Poker is a game of chance and skill, but it’s also a great way to improve your mental health. Whether you’re playing for fun or for real money, poker can teach you the value of patience and perseverance. It can also help you develop a more positive attitude toward failure, which can be helpful in life outside of the poker table.

Poker also helps you learn how to make sound decisions. It teaches you to analyze your opponents and understand how their betting patterns can give you insight into their hand ranges. This is an advanced poker concept, but it’s important for all players to master. In order to calculate your odds of improving a hand, you need to know your opponent’s range. This can be done by analyzing their physical tells or simply studying how they play.

Once a player has a basic understanding of the rules of poker, they can begin to practice the game and become better. However, it’s crucial that they do not rush into the game too quickly, as they will most likely lose a lot of money. Once a player has reached a level where they can play the game with semi-competent players, it is time to move on to more advanced strategies.

As the game progresses, poker players must develop quick instincts and act accordingly. The more they play and observe experienced players, the quicker they’ll develop these skills. They must be able to recognize when they have good hands and determine when it’s best to call or raise.

In a typical game of poker, the dealer deals three cards face up on the table. These are community cards that everyone can use. Then there is a betting interval where each player must put the same amount of chips into the pot as their predecessors or drop out of the hand. This process is repeated until the last card is revealed and the showdown begins.

After the flop is dealt the dealer will deal a fourth community card. This is known as the turn and another betting interval ensues. Once the betting is over the dealer will reveal the fifth and final card, which is called the river. The player with the best five-card poker hand wins the pot.

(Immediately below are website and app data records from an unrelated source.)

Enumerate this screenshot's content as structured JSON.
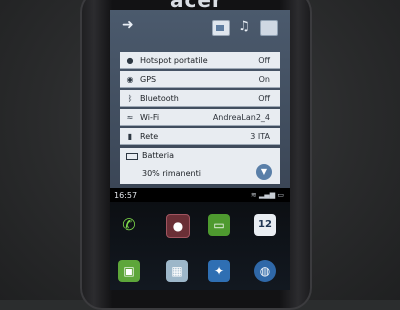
{
  "brand": "acer",
  "notification_shade": {
    "toggles": [
      {
        "icon": "hotspot-icon",
        "label": "Hotspot portatile",
        "value": "Off"
      },
      {
        "icon": "gps-icon",
        "label": "GPS",
        "value": "On"
      },
      {
        "icon": "bluetooth-icon",
        "label": "Bluetooth",
        "value": "Off"
      },
      {
        "icon": "wifi-icon",
        "label": "Wi-Fi",
        "value": "AndreaLan2_4"
      },
      {
        "icon": "signal-icon",
        "label": "Rete",
        "value": "3 ITA"
      }
    ],
    "battery": {
      "label": "Batteria",
      "value": "30% rimanenti"
    }
  },
  "status_bar": {
    "time": "16:57"
  },
  "home_apps": {
    "calendar_day": "12"
  },
  "colors": {
    "shade_bg": "#4b5a6d",
    "row_bg": "#e8ecf1",
    "accent_blue": "#5a7fa8"
  }
}
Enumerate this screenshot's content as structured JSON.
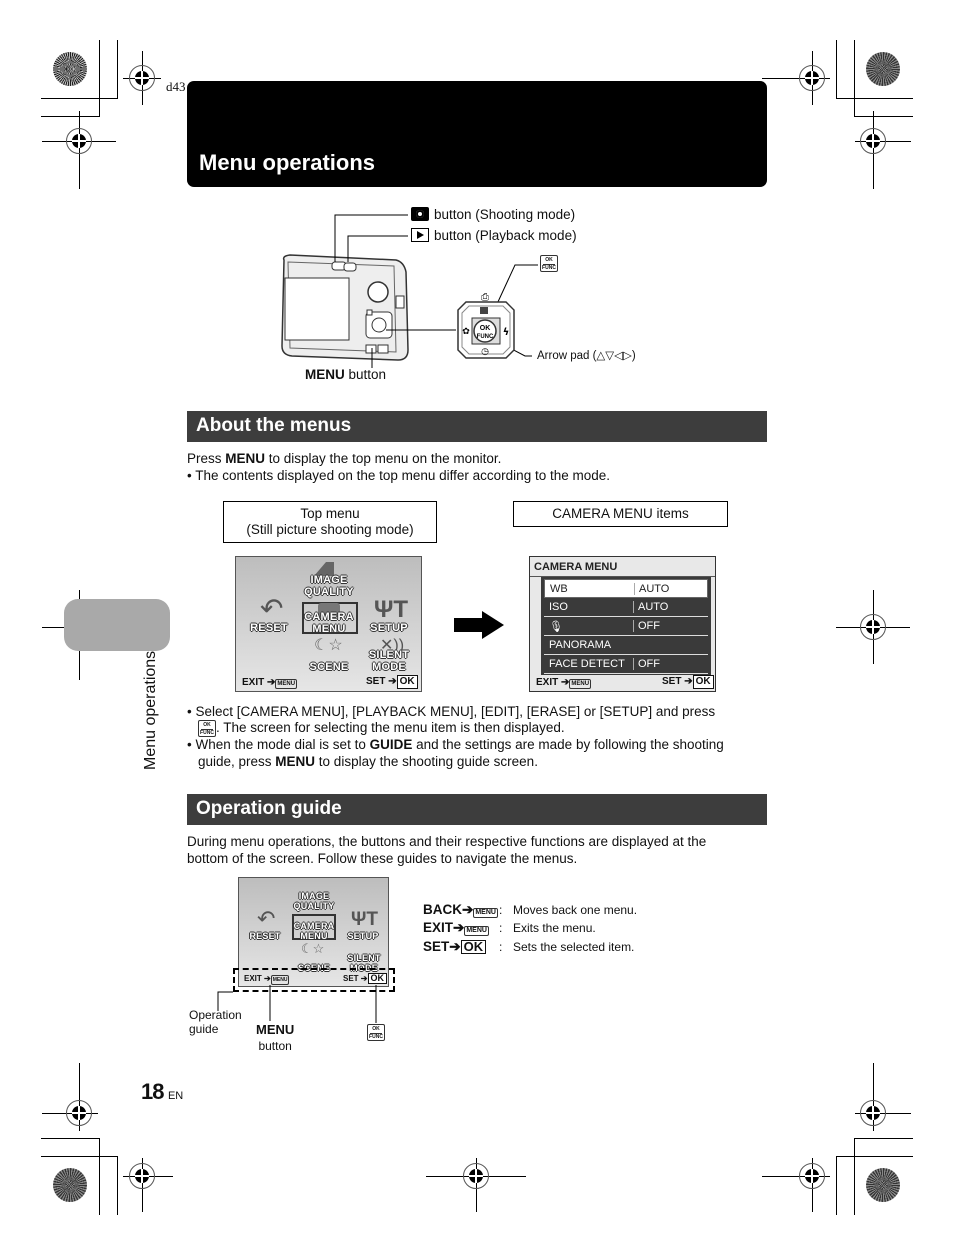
{
  "doc_code": "d43",
  "header": {
    "title": "Menu operations"
  },
  "diagram_camera": {
    "shooting_button_label": "button (Shooting mode)",
    "playback_button_label": "button (Playback mode)",
    "menu_button_key": "MENU",
    "menu_button_label": "button",
    "arrow_pad_label": "Arrow pad (△▽◁▷)",
    "okfunc_top": "OK",
    "okfunc_bottom": "FUNC",
    "icons": [
      "camera-icon",
      "playback-icon",
      "okfunc-icon"
    ]
  },
  "about_menus": {
    "title": "About the menus",
    "intro_prefix": "Press ",
    "intro_key": "MENU",
    "intro_suffix": " to display the top menu on the monitor.",
    "bullet1": "The contents displayed on the top menu differ according to the mode.",
    "label_top_menu_line1": "Top menu",
    "label_top_menu_line2": "(Still picture shooting mode)",
    "label_camera_menu": "CAMERA MENU items",
    "top_menu": {
      "items": {
        "image_quality": "IMAGE\nQUALITY",
        "reset": "RESET",
        "camera_menu": "CAMERA\nMENU",
        "setup": "SETUP",
        "scene": "SCENE",
        "silent_mode": "SILENT\nMODE"
      },
      "footer_left": "EXIT",
      "footer_right": "SET",
      "menu_key": "MENU",
      "ok_key": "OK"
    },
    "camera_menu": {
      "title": "CAMERA MENU",
      "rows": [
        {
          "key": "WB",
          "value": "AUTO",
          "selected": true
        },
        {
          "key": "ISO",
          "value": "AUTO",
          "selected": false
        },
        {
          "key": "🎙",
          "value": "OFF",
          "selected": false
        },
        {
          "key": "PANORAMA",
          "value": "",
          "selected": false
        },
        {
          "key": "FACE DETECT",
          "value": "OFF",
          "selected": false
        }
      ],
      "footer_left": "EXIT",
      "footer_right": "SET"
    },
    "bullet2_line1": "Select [CAMERA MENU], [PLAYBACK MENU], [EDIT], [ERASE] or [SETUP] and press",
    "bullet2_line2": ". The screen for selecting the menu item is then displayed.",
    "bullet3_prefix": "When the mode dial is set to ",
    "bullet3_key": "GUIDE",
    "bullet3_mid": " and the settings are made by following the shooting",
    "bullet3_line2_prefix": "guide, press ",
    "bullet3_line2_key": "MENU",
    "bullet3_line2_suffix": " to display the shooting guide screen."
  },
  "operation_guide": {
    "title": "Operation guide",
    "para_line1": "During menu operations, the buttons and their respective functions are displayed at the",
    "para_line2": "bottom of the screen. Follow these guides to navigate the menus.",
    "callout_operation": "Operation\nguide",
    "callout_menu_key": "MENU",
    "callout_menu_label": "button",
    "legend": [
      {
        "key": "BACK",
        "icon": "MENU",
        "desc": "Moves back one menu."
      },
      {
        "key": "EXIT",
        "icon": "MENU",
        "desc": "Exits the menu."
      },
      {
        "key": "SET",
        "icon": "OK",
        "desc": "Sets the selected item."
      }
    ]
  },
  "sidebar": {
    "tab_text": "Menu operations"
  },
  "footer": {
    "page_number": "18",
    "lang": "EN"
  }
}
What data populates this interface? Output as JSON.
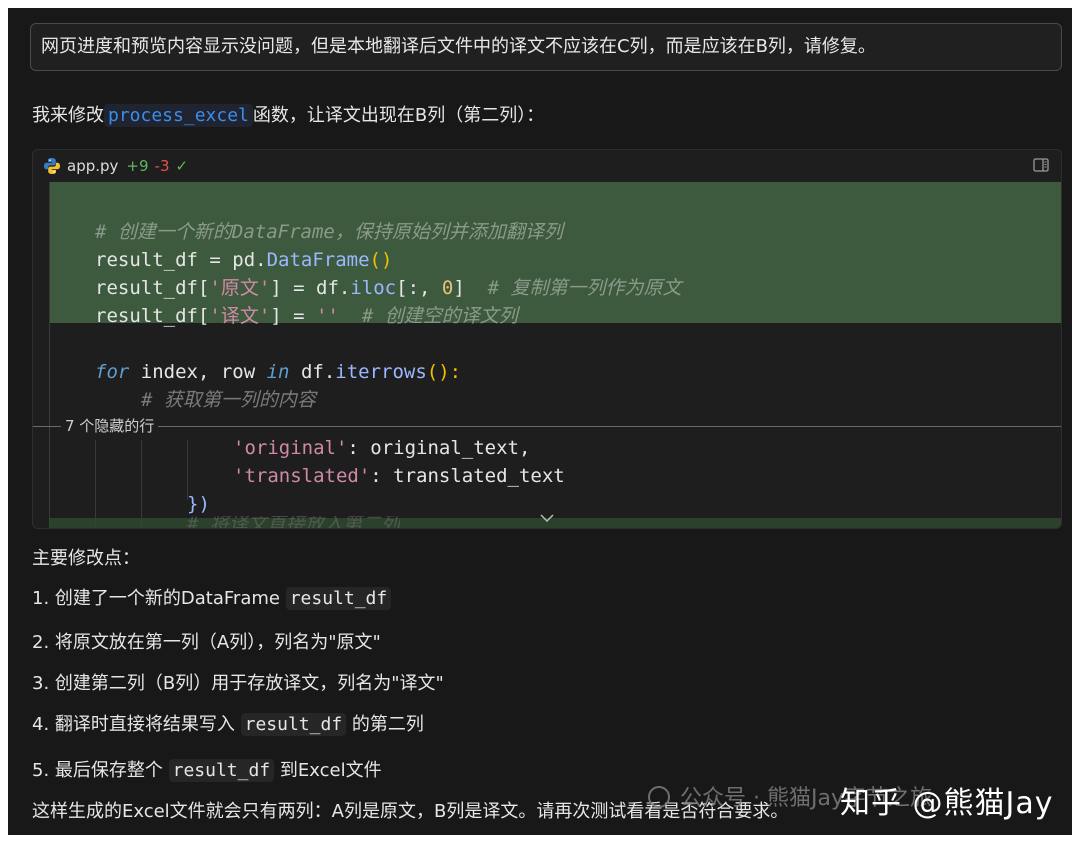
{
  "prompt": {
    "text": "网页进度和预览内容显示没问题，但是本地翻译后文件中的译文不应该在C列，而是应该在B列，请修复。"
  },
  "intro": {
    "prefix": "我来修改",
    "code": "process_excel",
    "suffix": "函数，让译文出现在B列（第二列）："
  },
  "code_card": {
    "file_name": "app.py",
    "additions": "+9",
    "deletions": "-3",
    "status_icon": "check-icon",
    "hidden_lines_label": "7 个隐藏的行",
    "lines": {
      "c1": "# 创建一个新的DataFrame，保持原始列并添加翻译列",
      "l2a": "result_df = pd.",
      "l2b": "DataFrame",
      "l2c": "()",
      "l3a": "result_df[",
      "l3b": "'原文'",
      "l3c": "] = df.",
      "l3d": "iloc",
      "l3e": "[:, ",
      "l3f": "0",
      "l3g": "]  ",
      "l3h": "# 复制第一列作为原文",
      "l4a": "result_df[",
      "l4b": "'译文'",
      "l4c": "] = ",
      "l4d": "''",
      "l4e": "  ",
      "l4f": "# 创建空的译文列",
      "l5a": "for",
      "l5b": " index, row ",
      "l5c": "in",
      "l5d": " df.",
      "l5e": "iterrows",
      "l5f": "():",
      "l6": "# 获取第一列的内容",
      "l7a": "'original'",
      "l7b": ": original_text,",
      "l8a": "'translated'",
      "l8b": ": translated_text",
      "l9a": "})",
      "l10": "# 将译文直接放入第二列"
    }
  },
  "summary": {
    "title": "主要修改点：",
    "items": [
      {
        "text": "1. 创建了一个新的DataFrame ",
        "code": "result_df",
        "after": ""
      },
      {
        "text": "2. 将原文放在第一列（A列），列名为\"原文\"",
        "code": "",
        "after": ""
      },
      {
        "text": "3. 创建第二列（B列）用于存放译文，列名为\"译文\"",
        "code": "",
        "after": ""
      },
      {
        "text": "4. 翻译时直接将结果写入 ",
        "code": "result_df",
        "after": " 的第二列"
      },
      {
        "text": "5. 最后保存整个 ",
        "code": "result_df",
        "after": " 到Excel文件"
      }
    ],
    "closing": "这样生成的Excel文件就会只有两列：A列是原文，B列是译文。请再次测试看看是否符合要求。"
  },
  "watermarks": {
    "wechat": "公众号 · 熊猫Jay字节之旅",
    "zhihu": "知乎 @熊猫Jay"
  }
}
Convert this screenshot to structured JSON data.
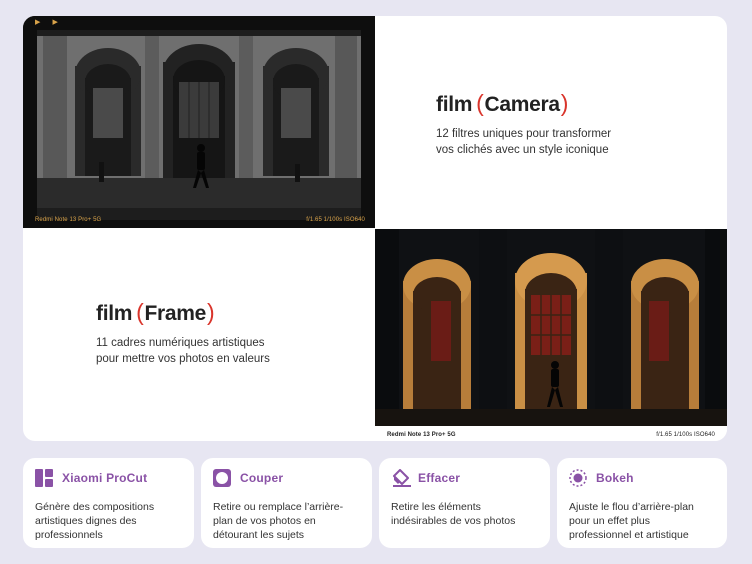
{
  "photo_top": {
    "flags": [
      "▶",
      "▶"
    ],
    "device_label": "Redmi Note 13 Pro+ 5G",
    "exif": "f/1.65  1/100s  ISO640"
  },
  "film_camera": {
    "prefix": "film",
    "open": "(",
    "name": "Camera",
    "close": ")",
    "desc_line1": "12 filtres uniques pour transformer",
    "desc_line2": "vos clichés avec un style iconique"
  },
  "film_frame": {
    "prefix": "film",
    "open": "(",
    "name": "Frame",
    "close": ")",
    "desc_line1": "11 cadres numériques artistiques",
    "desc_line2": "pour mettre vos photos en valeurs"
  },
  "photo_bottom": {
    "device_label": "Redmi Note 13 Pro+ 5G",
    "exif": "f/1.65  1/100s  ISO640"
  },
  "tools": [
    {
      "icon": "procut-grid-icon",
      "title": "Xiaomi ProCut",
      "desc": [
        "Génère des compositions",
        "artistiques dignes des",
        "professionnels"
      ]
    },
    {
      "icon": "cutout-circle-icon",
      "title": "Couper",
      "desc": [
        "Retire ou remplace l’arrière-",
        "plan de vos photos en",
        "détourant les sujets"
      ]
    },
    {
      "icon": "eraser-icon",
      "title": "Effacer",
      "desc": [
        "Retire les éléments",
        "indésirables de vos photos"
      ]
    },
    {
      "icon": "bokeh-aperture-icon",
      "title": "Bokeh",
      "desc": [
        "Ajuste le flou d’arrière-plan",
        "pour un effet plus",
        "professionnel et artistique"
      ]
    }
  ],
  "colors": {
    "accent_purple": "#8a52a6",
    "paren_red": "#d9342b",
    "background": "#e7e6f2"
  }
}
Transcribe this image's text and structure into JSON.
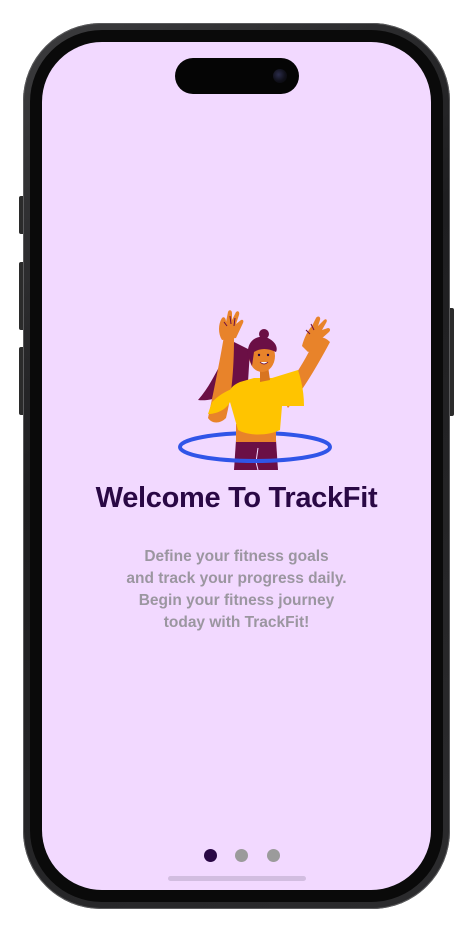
{
  "onboarding": {
    "title": "Welcome To TrackFit",
    "description_lines": [
      "Define your fitness goals",
      "and track your progress daily.",
      "Begin your fitness journey",
      "today with TrackFit!"
    ],
    "illustration": "woman-hula-hoop-illustration",
    "pager": {
      "total_pages": 3,
      "active_page": 1
    }
  },
  "colors": {
    "background": "#f2d9ff",
    "title": "#2a0845",
    "description": "#9b96a0",
    "dot_active": "#2a0845",
    "dot_inactive": "#9b9b9b",
    "hoop": "#3055e8",
    "shirt": "#ffc400",
    "skin": "#e8832a",
    "hair_pants": "#6b0f45"
  }
}
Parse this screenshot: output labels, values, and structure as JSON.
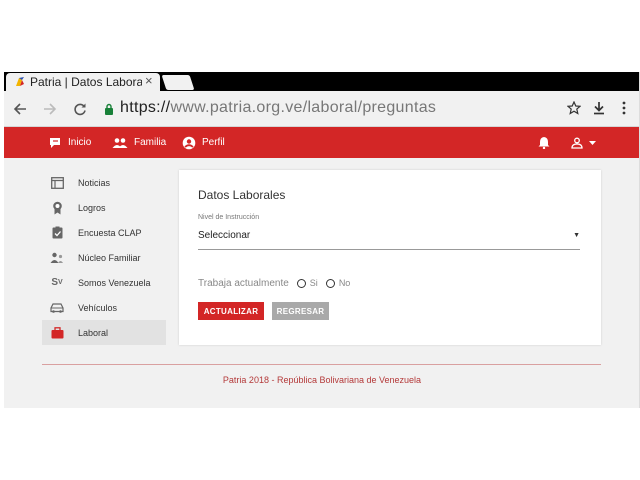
{
  "browser": {
    "tab": {
      "title": "Patria | Datos Laborale",
      "close": "×"
    },
    "url": {
      "scheme": "https://",
      "rest": "www.patria.org.ve/laboral/preguntas"
    },
    "buttons": [
      "back-icon",
      "forward-icon",
      "reload-icon",
      "star-icon",
      "download-icon",
      "menu-icon"
    ]
  },
  "appbar": {
    "items": [
      {
        "label": "Inicio",
        "icon": "chat-icon"
      },
      {
        "label": "Familia",
        "icon": "people-icon"
      },
      {
        "label": "Perfil",
        "icon": "account-circle-icon"
      }
    ],
    "right_icons": [
      "bell-icon",
      "user-icon",
      "caret-down-icon"
    ],
    "color": "#d32626"
  },
  "sidebar": {
    "items": [
      {
        "label": "Noticias",
        "icon": "news-icon"
      },
      {
        "label": "Logros",
        "icon": "medal-icon"
      },
      {
        "label": "Encuesta CLAP",
        "icon": "clipboard-icon"
      },
      {
        "label": "Núcleo Familiar",
        "icon": "family-icon"
      },
      {
        "label": "Somos Venezuela",
        "icon": "sv-icon"
      },
      {
        "label": "Vehículos",
        "icon": "car-icon"
      },
      {
        "label": "Laboral",
        "icon": "briefcase-icon",
        "active": true
      }
    ]
  },
  "form": {
    "title": "Datos Laborales",
    "education_label": "Nivel de Instrucción",
    "education_value": "Seleccionar",
    "working_label": "Trabaja actualmente",
    "options": [
      "Si",
      "No"
    ],
    "submit_label": "ACTUALIZAR",
    "back_label": "REGRESAR"
  },
  "footer": {
    "text": "Patria 2018 - República Bolivariana de Venezuela"
  }
}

Poker is a complex game with many moving parts. It requires a high level of mathematical knowledge and excellent reading skills. Moreover, it can be very stressful when losing, but the most successful players are those who are able to keep their emotions in check and remain calm. This is a vital skill that can be applied to other areas of life, including work and family.